estimation of the environmental inactivation of viruses is essential in predicting the fate of enteric viruses in aquatic systems.

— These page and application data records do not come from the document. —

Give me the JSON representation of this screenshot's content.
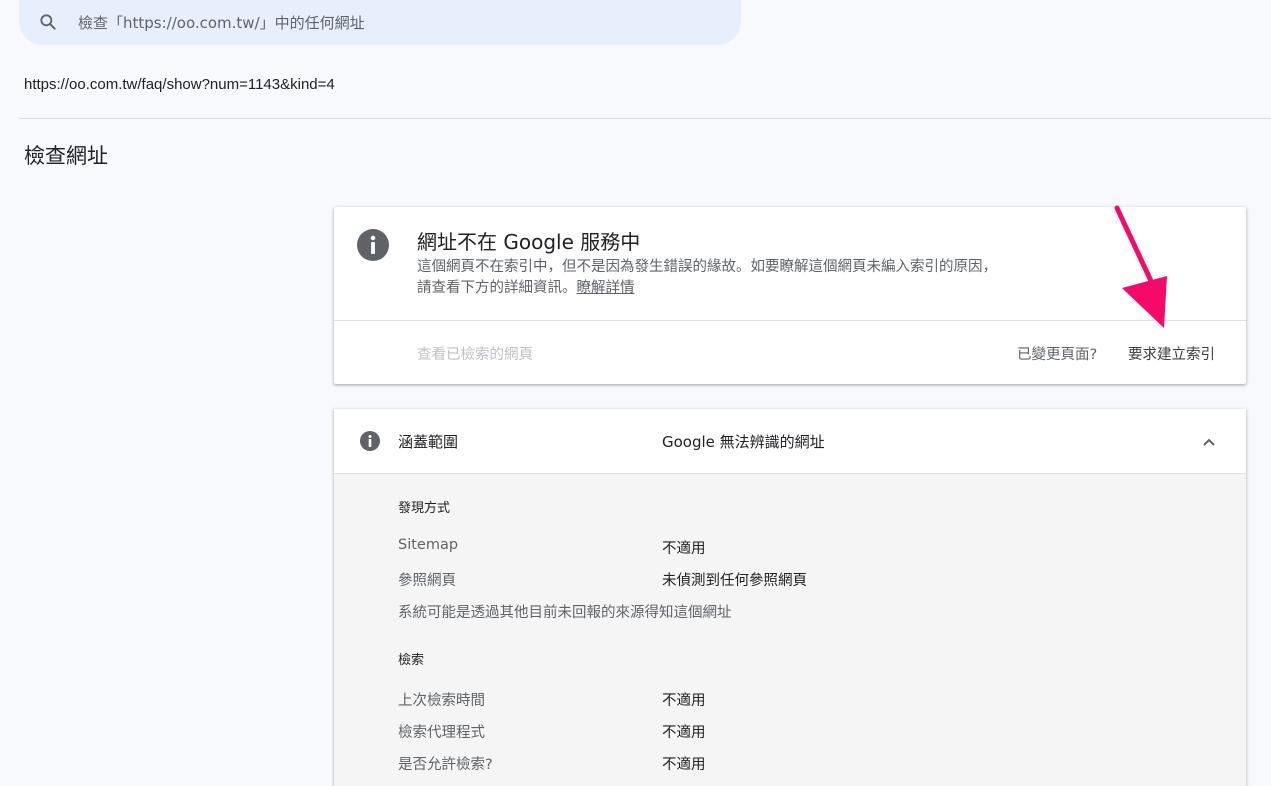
{
  "search": {
    "placeholder": "檢查「https://oo.com.tw/」中的任何網址"
  },
  "inspected_url": "https://oo.com.tw/faq/show?num=1143&kind=4",
  "page_title": "檢查網址",
  "status": {
    "title": "網址不在 Google 服務中",
    "description": "這個網頁不在索引中，但不是因為發生錯誤的緣故。如要瞭解這個網頁未編入索引的原因，請查看下方的詳細資訊。",
    "learn_more": "瞭解詳情",
    "view_crawled": "查看已檢索的網頁",
    "page_changed": "已變更頁面?",
    "request_indexing": "要求建立索引"
  },
  "coverage": {
    "label": "涵蓋範圍",
    "value": "Google 無法辨識的網址",
    "discovery": {
      "heading": "發現方式",
      "sitemap_label": "Sitemap",
      "sitemap_value": "不適用",
      "referring_label": "參照網頁",
      "referring_value": "未偵測到任何參照網頁",
      "note": "系統可能是透過其他目前未回報的來源得知這個網址"
    },
    "crawl": {
      "heading": "檢索",
      "last_crawl_label": "上次檢索時間",
      "last_crawl_value": "不適用",
      "crawler_label": "檢索代理程式",
      "crawler_value": "不適用",
      "allowed_label": "是否允許檢索?",
      "allowed_value": "不適用"
    }
  },
  "colors": {
    "annotation_arrow": "#f50a6a",
    "info_icon": "#5f6368"
  },
  "icons": {
    "search": "search-icon",
    "status": "info-icon",
    "coverage": "info-icon",
    "collapse": "chevron-up-icon"
  }
}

Although wastewater treatment reduces viral concentrations, incomplete removal may pose health threats to people who are exposed to the water receiving wastewater effluent. However, frequent and long-term environmental surveillance on waterborne viruses is lacking, because less attention was drawn on viruses rather than other pollutants and due to the limitations in virus detection technologies. Consequently, very few studies have addressed the characteristics and features of enteric virus concentrations in sewage in different places and the prediction of virus concentrations based on measurement data. Here, we collected enteric virus concentration measurements in eight WWTPs in three different countries, to characterize the virus concentrations and fit the measurement data with different mathematical distributions, while considering the effect of data correction by normalization to internal standards and the influence of sample down-scaling. It was found that the Poisson lognormal distribution led to the best fit for most viruses detected in most wastewater treatment plants. Accounting for the recovery efficiency of the laboratory measurements of enteric pathogens by using an estimate of recovery based on spiking an external surrogate virus led to different results depending on the distribution and quality of the recovery data. Thus, recovery test results need to be carefully examined before being employed for the correction of enteric virus measurement. Sampling frequencies have a noticeable impact on distribution fitting for virus concentration measurement, high measurement frequencies could largely reduce the uncertainties in predicting mean virus concentrations and virus concentrations at low exceedance probabilities.
The work in this thesis highlighted the potential of combining water quality simulation and virus-specific risk assessment for a safe water resources usage and management and revealed the key components for a more accurate estimation of the fate and transport of waterborne viruses in lakes in the future.
Key words: water quality simulation; hydrodynamic simulation; waterborne viruses; risk assessment; human health; climate change; remote sensing; Lake Geneva; sewage characterization